Canucks general manager Mike Gillis addressed reporters Thursday in Vancouver, two days after his team was swept out of the playoffs by the San Jose Sharks.
After making it to Game 7 of the Stanley Cup finals in 2011, it was Vancouver’s second straight first-round exit.
As a result, Gillis says the organization needs a reset, as occurred five years ago when he was hired.
— If there was one theme from today’s press conference, it’s that Gillis believes the game has changed, and not for the better. Skill, he believes, is out. Dump-and-chase-and-battle-in-the-corners, he believes, is back. Hence, he thinks the Canucks need to “recognize the way the game’s going to be played” and “make the changes and adjustments necessary to compete for the Stanley Cup.”
— Gillis says to expect “a couple of significant changes,” though he wouldn’t say for sure if one of them would be a new coach. Alain Vigneault will be part of an upcoming “thorough review” of every element of the organization.
— Will Roberto Luongo be back with the Canucks next season? “I think it’s unlikely,” said Gillis.
— Gillis thinks the Sedins, 32, can still be major contributors despite their advancing age. However, “We have to support them better…we are going to have to get younger.”
— Gillis called 2013 “the most challenging season in my tenure here, for sure.”
It’s said that variety is the spice of life, yet it seems to be the spite of the Minnesota Wild.
As head coach Mike Yeo said, this struggling team appears to find a new way to lose virtually every night. That couldn’t have happened once again on Saturday, when they fell 4-1 to the St. Louis Blues, could it?
If you ask Jarret Stoll, the latest problem was the penalty kill.
Jarret Stoll: "our penalty kill let us down tonight." #mnwild
Honestly, Stoll may have been too specific, likely trying to throw his own unit under the bus. Instead, it might be more accurate to say that Minnesota’s special teams let them down.

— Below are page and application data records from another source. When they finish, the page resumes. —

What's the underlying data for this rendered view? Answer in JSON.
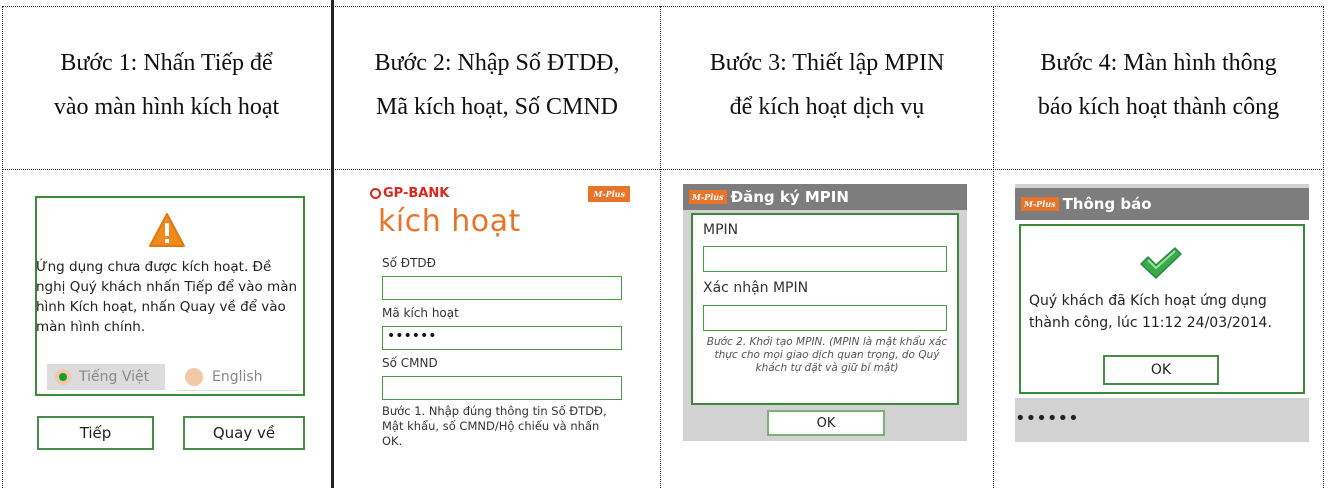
{
  "headers": [
    {
      "line1": "Bước 1: Nhấn Tiếp để",
      "line2": "vào màn hình kích hoạt"
    },
    {
      "line1": "Bước 2: Nhập Số ĐTDĐ,",
      "line2": "Mã kích hoạt, Số CMND"
    },
    {
      "line1": "Bước 3: Thiết lập MPIN",
      "line2": "để kích hoạt dịch vụ"
    },
    {
      "line1": "Bước 4: Màn hình thông",
      "line2": "báo kích hoạt thành công"
    }
  ],
  "step1": {
    "message": "Ứng dụng chưa được kích hoạt. Đề nghị Quý khách nhấn Tiếp để vào màn hình Kích hoạt, nhấn Quay về để vào màn hình chính.",
    "lang_vi": "Tiếng Việt",
    "lang_en": "English",
    "next_label": "Tiếp",
    "back_label": "Quay về"
  },
  "step2": {
    "bank_logo": "GP-BANK",
    "badge": "M-Plus",
    "title": "kích hoạt",
    "phone_label": "Số ĐTDĐ",
    "code_label": "Mã kích hoạt",
    "code_value": "••••••",
    "id_label": "Số CMND",
    "instructions": "Bước 1. Nhập đúng thông tin Số ĐTDĐ, Mật khẩu, số CMND/Hộ chiếu và nhấn OK."
  },
  "step3": {
    "badge": "M-Plus",
    "title": "Đăng ký MPIN",
    "mpin_label": "MPIN",
    "confirm_label": "Xác nhận MPIN",
    "note": "Bước 2. Khởi tạo MPIN. (MPIN là mật khẩu xác thực cho mọi giao dịch quan trọng, do Quý khách tự đặt và giữ bí mật)",
    "ok_label": "OK"
  },
  "step4": {
    "badge": "M-Plus",
    "title": "Thông báo",
    "message": "Quý khách đã Kích hoạt ứng dụng thành công, lúc 11:12 24/03/2014.",
    "ok_label": "OK",
    "dots": "••••••"
  },
  "colors": {
    "green_border": "#3a8a3a",
    "warning": "#f08a1c",
    "titlebar": "#7d7d7d",
    "brand_orange": "#e8742a"
  }
}
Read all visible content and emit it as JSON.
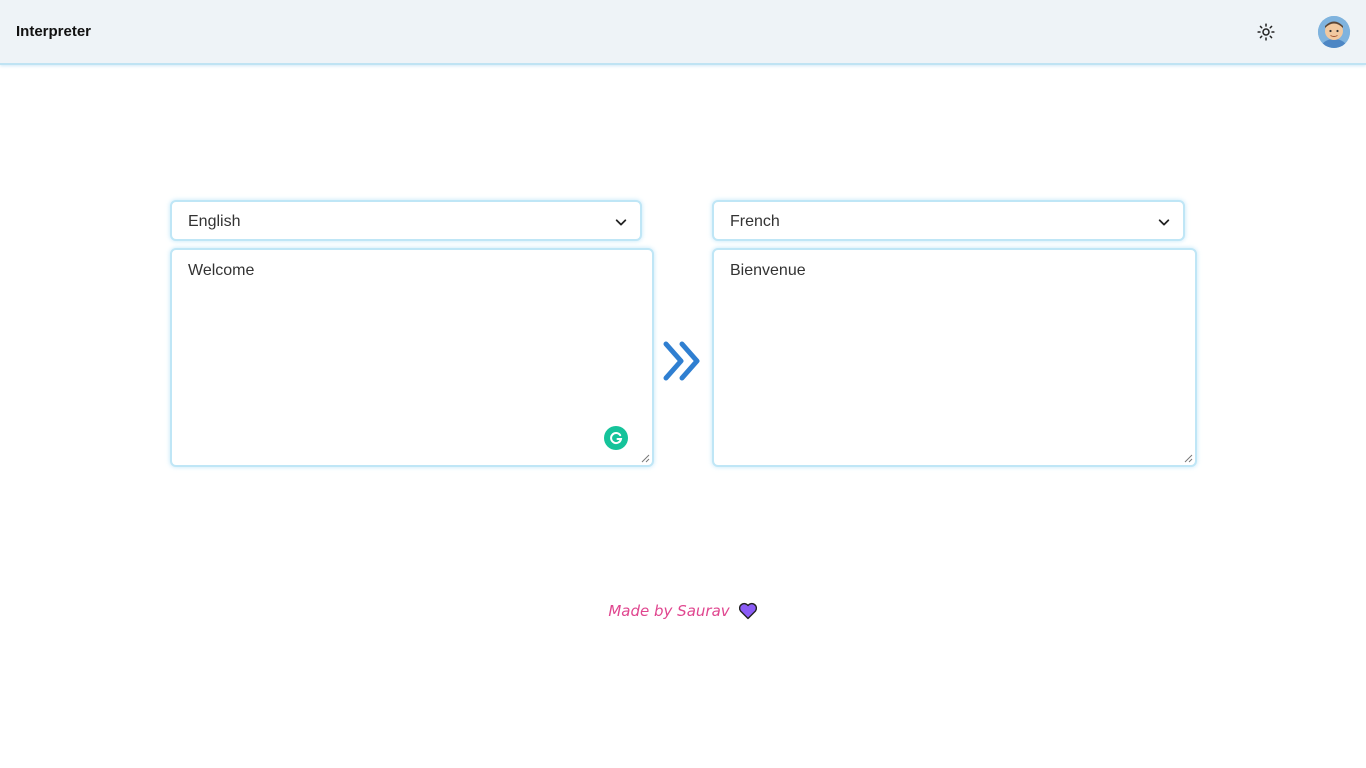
{
  "header": {
    "title": "Interpreter",
    "theme_icon": "sun-icon",
    "avatar_icon": "user-avatar"
  },
  "source": {
    "language": "English",
    "text": "Welcome"
  },
  "target": {
    "language": "French",
    "text": "Bienvenue"
  },
  "swap_icon": "double-chevron-right-icon",
  "footer": {
    "credit": "Made by Saurav",
    "heart_icon": "heart-icon"
  },
  "colors": {
    "accent": "#2f7fd1",
    "credit": "#e0468f",
    "heart": "#8b5cf6",
    "grammarly": "#15c39a",
    "border": "#bfe6f6"
  }
}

Indeed, the Wild struggled to limit the Blues’ power play, which went an unsettling 3-for-6. That said, Minnesota had a chance to trade blows with St. Louis. Instead, the Wild managed one power-play goal on seven opportunities.
The silver lining is that the Wild believe that they showed more fight than this fragile bunch had been generating before.
Pominville: "It's been a while since we showed that much fight. As long as we keep fighting…we'll find our way out of this."
Worry (if you’re pulling for the Stars) or gloat (if you’re a Blackhawks fan) all you want, but the bottom line is that the Central Division’s No.1 spot is clearly in Chicago’s control after Saturday night.
The Blackhawks earned a decisive 5-1 win against the Dallas Stars, giving them a five-point standings lead over Dallas for the Central Division lead.
You may feel like that’s more of the same, but consider this: things would look a lot closer if Dallas won or gained points, as they hold three games in hand on the ‘Hawks.
At least one Blackhawks player admits this game means a little more than your average W.
Niklas Hjalmarsson: "Yeah, that was a big win for us. Corey was unbelievable, as usual." #Blackhawks
Looking at the standings, beating the Buffalo Sabres was pretty important for the Boston Bruins. The Atlantic Division’s run for spots appears particularly congested out East.
Of all the Bruins to get a chance to win it all, the team might have wanted Brad Marchand to have that opportunity. He’s on pace to destroy his previous career-highs for scoring, and Marchand’s been particularly hot lately.
Either way, Marchand came up big indeed, scoring the rare overtime game-winner on a penalty shot. Check out the drama below:
That can be a big extra point and ROW (regulation/overtime win) when the regular season is finished.
Note: Many believe that Marchand should not have received a penalty shot on the play.
Crosby kills the Cats: Penguins end Panthers’ winning streak
The resurgence of Crosby and Letang already played a big role in the Penguins going from disjointed and frustrating to sneaky and scary, so it shouldn’t be that surprising to see them play so well. Doing so in such brisk order is a little bewildering, however.